- Obama takes aim at ‘corporate deserters’
- Dick’s Sporting Goods lays off 478 PGA golf pros
- Senators: Cease-fire must allow Israel to defend against rockets, tunnels
- Sierra Leone doctor fighting Ebola catches disease
- Iraq welcomes Russian fighter jets, helicopter gunships into ISIL fight
- John McCain laments: Obama’s ‘self-pity … is really kind of sad’
- GOP offer to fix VA gives $10 billion in emergency funds
- Paul Ryan offers to repair U.S. economic safety net with a single grant stream
- Kim Jong-un builds bond with Putin: $250M Russia-backed addition to key port opens
- Pope Francis meets Meriam Ibrahim, a Sudanese woman sentenced to death
Panetta: Army to withdraw 2 brigades from Europe
Question of the Day
FORT BLISS, Texas — Defense Secretary Leon Panetta said Thursday the Army will withdraw two combat brigades from Europe as part of a broad reorienting of U.S. forces and instead rotate units in and out of the region, presumably from U.S. bases.
Panetta told the Armed Forces Press Service on board his plane that the Army will do more rotational movement of combat forces not only in Europe but also in Africa and Latin America. . “It will keep the ground forces very meaningful in the future,” he was quoted as saying.
Last week, the Pentagon announced a new defense strategy to accommodate hundreds of billions of dollars in budget cuts over the coming decade. At the time, Panetta said that the military will get smaller and that its presence in Europe would “evolve.” But he declined then to discuss what that would mean for the long-standing U.S. presence in Europe.
A combat brigade typically consists of 3,000 to 4,000 soldiers.
Later, Panetta addressed about 500 soldiers and their family members at the sprawling Fort Bliss Army post, ensuring them that their benefits will not be affected by the announced budget cuts to the military.
On the threat posed by Iran, the defense secretary said the country undermines governments in the region and is developing nuclear capabilities.
But in answer to a soldier’s question about the possibility of a military strike on Iran, he said sanctions on Iran “are having an impact on the economy and governance” of the country.

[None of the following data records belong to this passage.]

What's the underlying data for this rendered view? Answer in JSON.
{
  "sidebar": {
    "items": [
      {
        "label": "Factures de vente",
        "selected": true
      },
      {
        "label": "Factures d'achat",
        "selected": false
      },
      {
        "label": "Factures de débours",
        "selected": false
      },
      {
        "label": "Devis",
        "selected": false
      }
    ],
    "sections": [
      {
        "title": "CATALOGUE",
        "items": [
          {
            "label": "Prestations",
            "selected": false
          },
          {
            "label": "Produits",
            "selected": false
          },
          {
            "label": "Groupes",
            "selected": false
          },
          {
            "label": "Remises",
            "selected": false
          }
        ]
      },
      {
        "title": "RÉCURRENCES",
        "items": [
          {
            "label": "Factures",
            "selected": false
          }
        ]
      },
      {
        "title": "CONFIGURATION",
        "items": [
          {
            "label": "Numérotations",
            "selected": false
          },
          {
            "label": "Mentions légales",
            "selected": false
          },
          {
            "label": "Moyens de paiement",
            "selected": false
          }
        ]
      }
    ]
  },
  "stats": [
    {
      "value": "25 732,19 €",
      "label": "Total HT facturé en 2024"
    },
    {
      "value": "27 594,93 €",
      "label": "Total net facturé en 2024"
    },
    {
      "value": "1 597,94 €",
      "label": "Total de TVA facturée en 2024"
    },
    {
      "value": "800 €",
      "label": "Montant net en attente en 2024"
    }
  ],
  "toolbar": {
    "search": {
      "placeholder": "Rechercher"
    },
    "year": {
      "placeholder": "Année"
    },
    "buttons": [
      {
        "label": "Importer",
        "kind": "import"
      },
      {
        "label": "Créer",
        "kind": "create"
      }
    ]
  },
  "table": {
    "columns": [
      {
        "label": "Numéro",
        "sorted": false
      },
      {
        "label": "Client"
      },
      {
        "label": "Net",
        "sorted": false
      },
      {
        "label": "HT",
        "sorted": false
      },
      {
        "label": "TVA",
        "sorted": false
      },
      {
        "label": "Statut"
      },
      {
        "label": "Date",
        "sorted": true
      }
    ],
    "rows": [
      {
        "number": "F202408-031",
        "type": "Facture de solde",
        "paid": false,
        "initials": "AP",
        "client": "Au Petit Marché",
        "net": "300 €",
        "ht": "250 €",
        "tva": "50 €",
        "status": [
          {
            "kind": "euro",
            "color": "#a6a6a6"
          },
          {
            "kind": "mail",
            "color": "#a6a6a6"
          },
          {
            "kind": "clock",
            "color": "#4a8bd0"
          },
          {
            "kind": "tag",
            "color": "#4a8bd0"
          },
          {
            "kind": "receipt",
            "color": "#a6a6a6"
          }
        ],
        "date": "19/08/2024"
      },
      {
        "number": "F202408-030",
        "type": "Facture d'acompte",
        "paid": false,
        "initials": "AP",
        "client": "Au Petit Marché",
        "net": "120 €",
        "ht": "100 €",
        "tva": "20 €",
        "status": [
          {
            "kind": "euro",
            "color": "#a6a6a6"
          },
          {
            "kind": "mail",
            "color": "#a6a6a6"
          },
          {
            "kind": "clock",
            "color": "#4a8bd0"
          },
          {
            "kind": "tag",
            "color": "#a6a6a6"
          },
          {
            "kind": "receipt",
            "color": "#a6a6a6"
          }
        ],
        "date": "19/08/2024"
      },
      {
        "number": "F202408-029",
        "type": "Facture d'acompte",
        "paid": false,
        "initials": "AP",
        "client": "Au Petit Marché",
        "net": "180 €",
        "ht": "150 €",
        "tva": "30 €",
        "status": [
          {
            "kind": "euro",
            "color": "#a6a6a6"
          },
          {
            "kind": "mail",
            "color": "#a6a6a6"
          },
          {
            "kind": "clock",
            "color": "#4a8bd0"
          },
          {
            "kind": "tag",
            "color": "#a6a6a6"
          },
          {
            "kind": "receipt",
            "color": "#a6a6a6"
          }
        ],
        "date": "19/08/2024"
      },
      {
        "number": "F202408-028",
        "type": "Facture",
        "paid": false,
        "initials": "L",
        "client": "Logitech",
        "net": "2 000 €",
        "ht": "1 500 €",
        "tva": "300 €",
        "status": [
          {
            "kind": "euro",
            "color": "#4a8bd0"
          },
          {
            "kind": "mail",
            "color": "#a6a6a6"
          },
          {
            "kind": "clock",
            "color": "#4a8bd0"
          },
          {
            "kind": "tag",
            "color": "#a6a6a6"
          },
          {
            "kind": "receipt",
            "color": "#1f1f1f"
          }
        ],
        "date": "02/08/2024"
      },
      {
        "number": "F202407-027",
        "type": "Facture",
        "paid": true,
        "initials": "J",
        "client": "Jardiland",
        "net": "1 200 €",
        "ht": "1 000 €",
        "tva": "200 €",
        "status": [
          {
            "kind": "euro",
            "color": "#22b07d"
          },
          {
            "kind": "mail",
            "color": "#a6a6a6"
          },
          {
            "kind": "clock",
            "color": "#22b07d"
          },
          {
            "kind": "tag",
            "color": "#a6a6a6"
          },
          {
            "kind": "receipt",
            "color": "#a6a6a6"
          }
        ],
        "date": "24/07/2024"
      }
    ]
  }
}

“The world community is unified, but we have to make sure we are ready for any situation and have all options on the table,” Panetta said.
There are two red lines that Tehran cannot cross, he said. “We can’t allow them to develop nuclear capabilities and the other red line is they can’t block the Strait of Hormuz,” the strategic waterway in the Persian Gulf.
“We must keep all capabilities ready in the event those lines are crossed,” he added.
It was Panetta’s first visit to a large military installation since taking office in June.
TWT Video Picks
Second- and third-stringers eye 2016 if front-runner stumbles
- 'We're coming for you, Barack Obama': Top U.S. official discloses threat from ISIL terrorists
- Obama orders Pentagon advisers to Ukraine
- NAPOLITANO: What if our democracy is a fraud?
- Hamas rejects Kerry's call for cease-fire; Fears grow others could join fight against Israel
- State Department indicates Nouri al-Maliki's days numbered as Iraq prime minister
- Inside China: Massive flight woes and a missile test
- Algerian plane diverted due to storms, second aircraft: 116 missing
- Evidence shows Russia firing artillery into Ukraine: Pentagon
- Obama family set to buy $4.25M desert home in California: report
- Norway expects imminent 'concrete threat' from ISIL terrorists 'within days'
Obama's biggest White House 'fails'
Celebrities turned politicians
Athletes turned actors
20 gadgets that changed the world
Fighting in Iraq